    Ongoing climate change can shift organism phenology in ways that vary depending on species, habitats and climate factors studied. To probe for large-scale patterns in associated phenological change, we use 70,709 observations from six decades of systematic monitoring across the former Union of Soviet Socialist Republics. Among 110 phenological events related to plants, birds, insects, amphibians and fungi, we find a mosaic of change, defying simple predictions of earlier springs, later autumns and stronger changes at higher latitudes and elevations. Site mean temperature emerged as a strong predictor of local phenology, but the magnitude and direction of change varied with trophic level and the relative timing of an event.
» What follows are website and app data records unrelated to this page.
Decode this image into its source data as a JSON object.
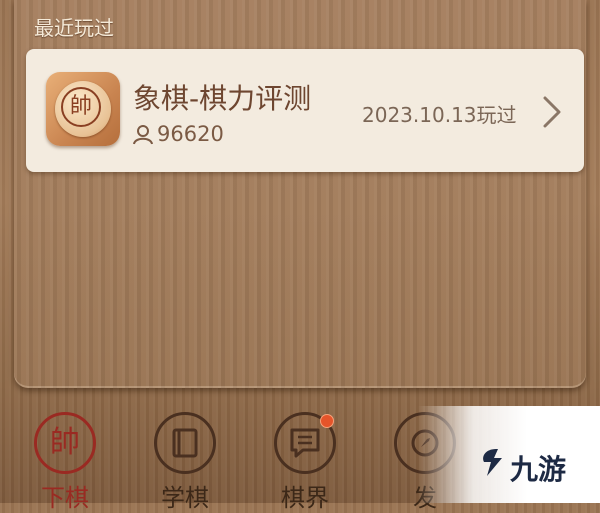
{
  "section": {
    "title": "最近玩过"
  },
  "recent_game": {
    "icon": "chess-shuai-piece-icon",
    "icon_glyph": "帥",
    "title": "象棋-棋力评测",
    "players_icon": "person-icon",
    "players": "96620",
    "last_played": "2023.10.13玩过",
    "chevron": "chevron-right-icon"
  },
  "tabs": [
    {
      "label": "下棋",
      "icon": "shuai-piece-icon",
      "glyph": "帥",
      "active": true
    },
    {
      "label": "学棋",
      "icon": "book-icon",
      "active": false
    },
    {
      "label": "棋界",
      "icon": "chat-news-icon",
      "active": false,
      "badge": true
    },
    {
      "label": "发",
      "icon": "compass-icon",
      "active": false
    }
  ],
  "watermark": {
    "text": "九游",
    "logo": "jiuyou-logo-icon"
  },
  "colors": {
    "card_bg": "#f3ebdf",
    "wood": "#a37d5c",
    "title_text": "#6e4630",
    "active_tab": "#9a2a22",
    "badge": "#e5542a"
  }
}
Beyond temperature-associated variation, we uncover high variation among both sites and years, with some sites being characterized by disproportionately long seasons and others by short ones. Our findings emphasize concerns regarding ecosystem integrity and highlight the difficulty of predicting climate change outcomes. The authors use systematic monitoring across the former USSR to investigate phenological changes across taxa. The long-term mean temperature of a site emerged as a strong predictor of phenological change, with further imprints of trophic level, event timing, site, year and biotic interactions.Peer reviewe

    Chronicles of nature calendar, a long-term and large-scale multitaxon database on phenology

    Get PDF
    We present an extensive, large-scale, long-term and multitaxon database on phenological and climatic variation, involving 506,186 observation dates acquired in 471 localities in Russian Federation, Ukraine, Uzbekistan, Belarus and Kyrgyzstan. The data cover the period 1890-2018, with 96% of the data being from 1960 onwards. The database is rich in plants, birds and climatic events, but also includes insects, amphibians, reptiles and fungi. The database includes multiple events per species, such as the onset days of leaf unfolding and leaf fall for plants, and the days for first spring and last autumn occurrences for birds. The data were acquired using standardized methods by permanent staff of national parks and nature reserves (87% of the data) and members of a phenological observation network (13% of the data). The database is valuable for exploring how species respond in their phenology to climate change. Large-scale analyses of spatial variation in phenological response can help to better predict the consequences of species and community responses to climate change.Peer reviewe
    • ‚Ķ
    corecore